It was late dusk outside. And the men—I could now clearly see two figures through the gap—were heading in my direction.
Well, I would have to improvise. What would I do if this were an attempt to kill the Archmage?
No, a bad measure. I tried to kill the Archmage in a castle full of all kinds of scrolls and artifacts. In my attempts to kill him, I used the most complex spells, unreproducible in the field… and for the last—successful—attempt, I went beyond reality altogether…
All that arsenal is now beyond my reach. So there’s only one thing left to do. To be silent, unnoticed, and motionless.
I froze at the door of the crypt, trying not to move… but the pair of them happened to turn this way.
“It’s the second time.” I heard the quiet, harsh voice of a boy of about eighteen or twenty. “Second time he’d blended in halfway.”
“Calm down.” The other one, his age, spoke a little louder and less angry. “All you’ve been talking about all along is how Kirill couldn’t…”
“Not ’couldn’t,’ but ’didn’t want to.’” the other stopped. “Whatever. Here we are.” The two stopped right in front of the crypt, and there was no doubt in my mind as to where they “came.” I turned quickly to the dark tomb. If they go inside, they’ll see me, and there’s nowhere to hide. Unless… in my own grave?
But things were moving too fast for me to do that. The one who spoke sharply—a tall blond guy with sharp features—stepped forward, pushing open the doors, which rattled through the cemetery.
“Good thing there’s no lock… eh?”
We looked at each other—me at the couple and the couple at me. The silence lingered, and I could literally see their faces stretching as their eyes and mouths opened in shock. What was there to say? ‘Go on, I’m leaving now?’
“Because if the lock was hanging, you wouldn’t have the key,” I remarked.
The best defense is a good offense. You don’t know what to say, don’t make excuses, but make excuses for the other.
The gaze of both boys slid over me. Yeah, I don’t look very presentable.
“Who are you?” The other one, a stocky brown-haired guy in a light summer jacket, spoke warily and cautiously.
He looked casual, except for two features: a thin amulet on his chest and a crowbar in his hand.
“I could ask you the same question,” I shrugged.
When I disappeared from this world, opening graves wasn’t a habitual pastime.
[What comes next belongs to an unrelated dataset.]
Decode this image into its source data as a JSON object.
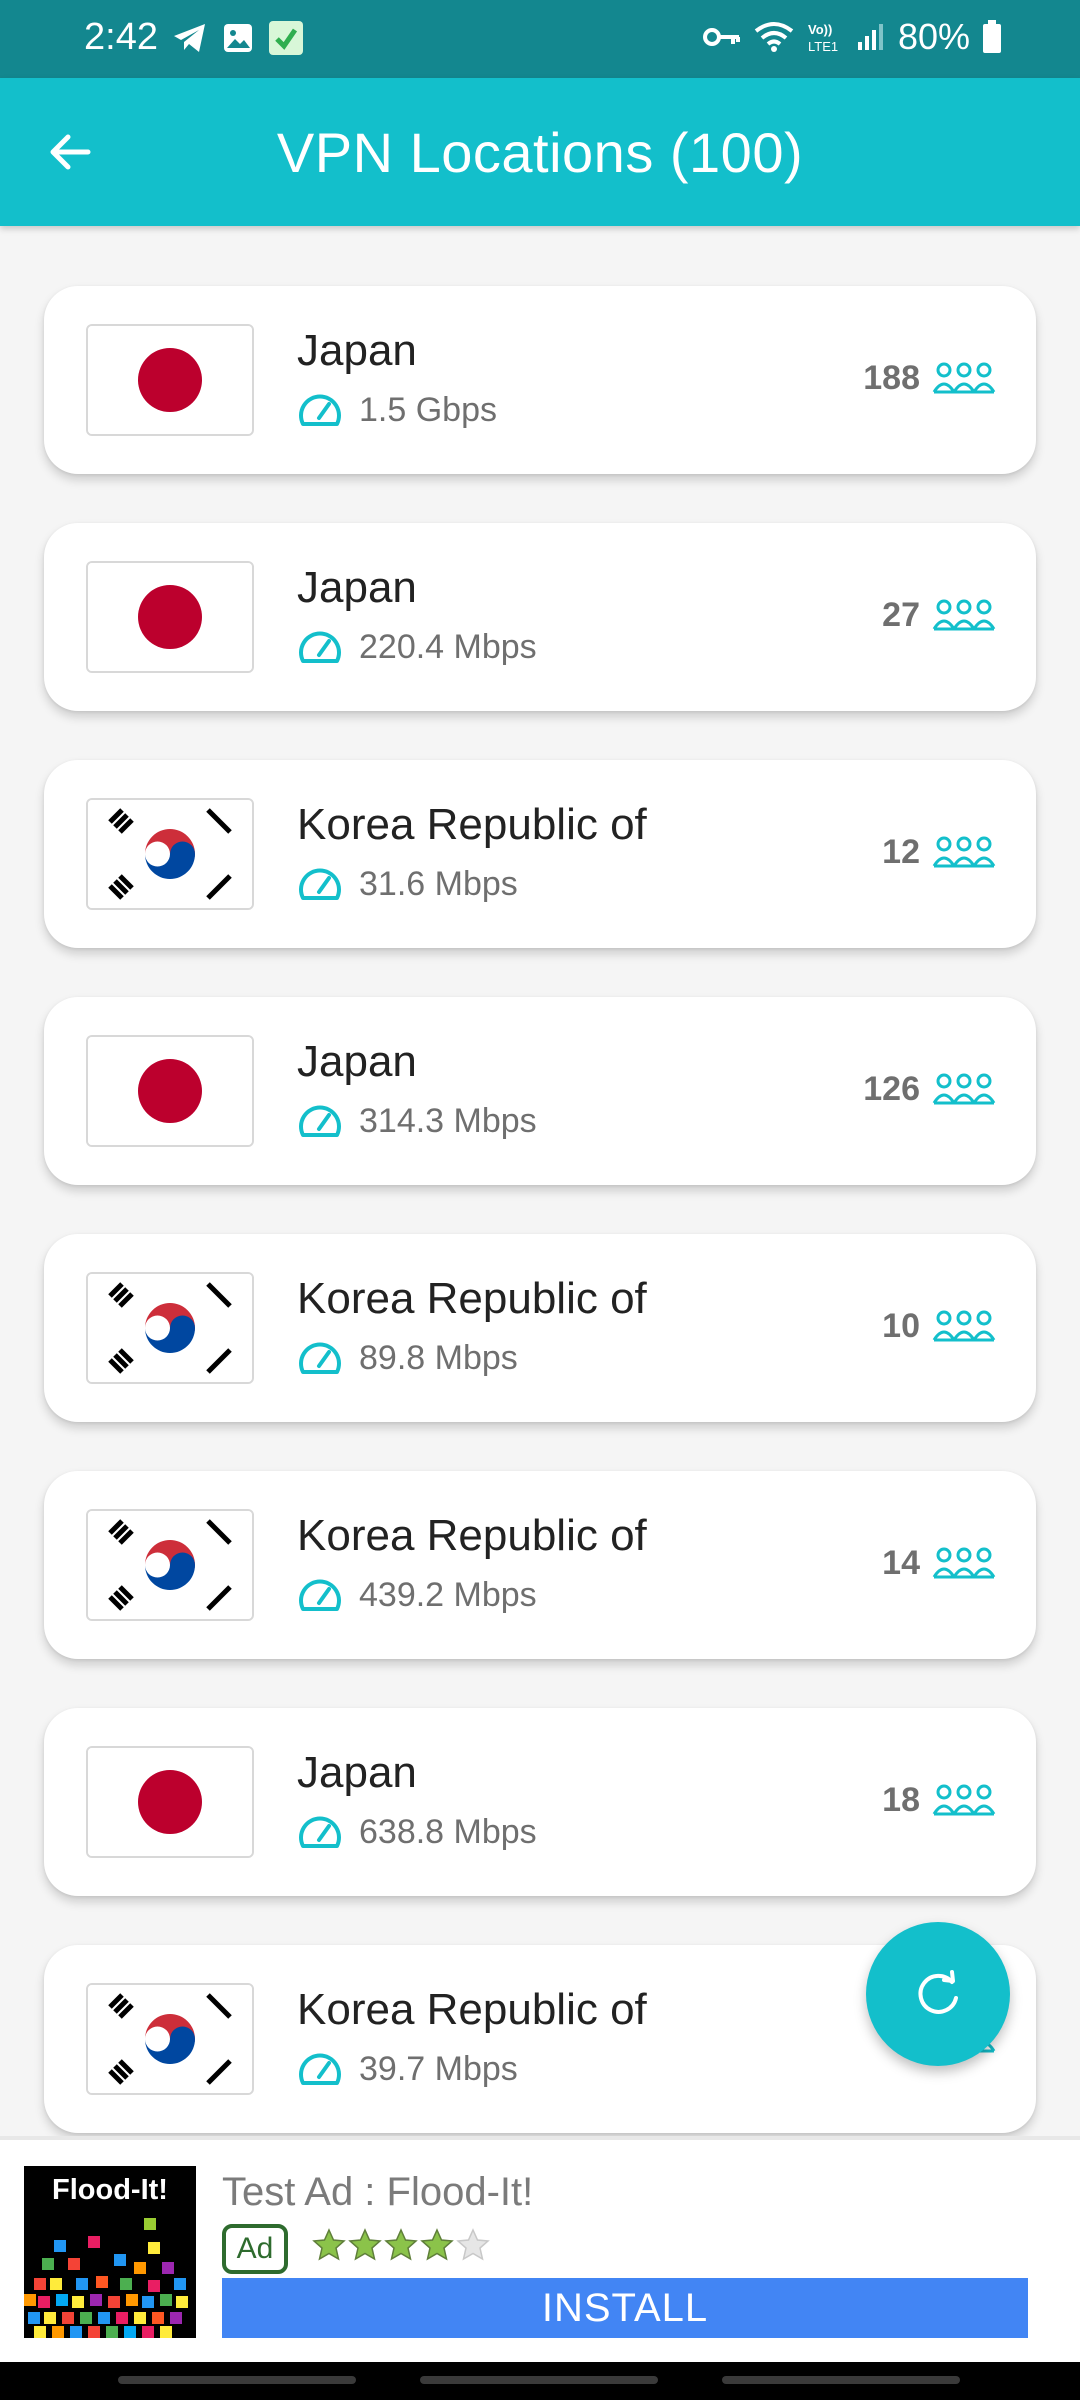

Who knows, maybe it’s become fashionable now?
“Quiet,” the blond guy held up both hands. “You came in here without a key, too.”
Well… I guess you could say that, yes. I nodded. The guys couldn’t read me at all, and that pissed them off. If I was dressed normally, they would have taken me for someone else, but a half-naked guy in cobwebs and rags… they couldn’t seem to come up with any normal versions.
“In,” I nodded. “First one in. And how are you spending this evening?”
For a few seconds, the blond guy just stood there with his eyes closed… and then he stepped forward, pushing me aside with his shoulder.
“You didn’t see us. And we didn’t see you.” He tossed me, not even turning around. “Get out of here.”
With a sniffle, he turned to his mate. “Even these nobodies were climbing into Gottfried’s crypt as if it were their own home.”
The brown-haired guy followed, wielding his crowbar—through his gaze and gait were not as confident, and he tried to keep his friend between him and me at all times.
“Jerk. This isn’t even the right grave,” the blond guy muttered, running his hand over the debris on my own gravestone, which clattered to the ground under his fingers. “Aren’t you looking for Sergei Gottfried…?”
A second passed. I watched as they glanced into the open void where my coffin had sat. Then they glanced at me. And then I saw the panic that flashed in the couple’s eyes—the kind of panic that occurs exclusively after breaking into a cemetery and finding yourself standing beside an empty coffin, staring at a man wearing nothing but his own partially tattered suit.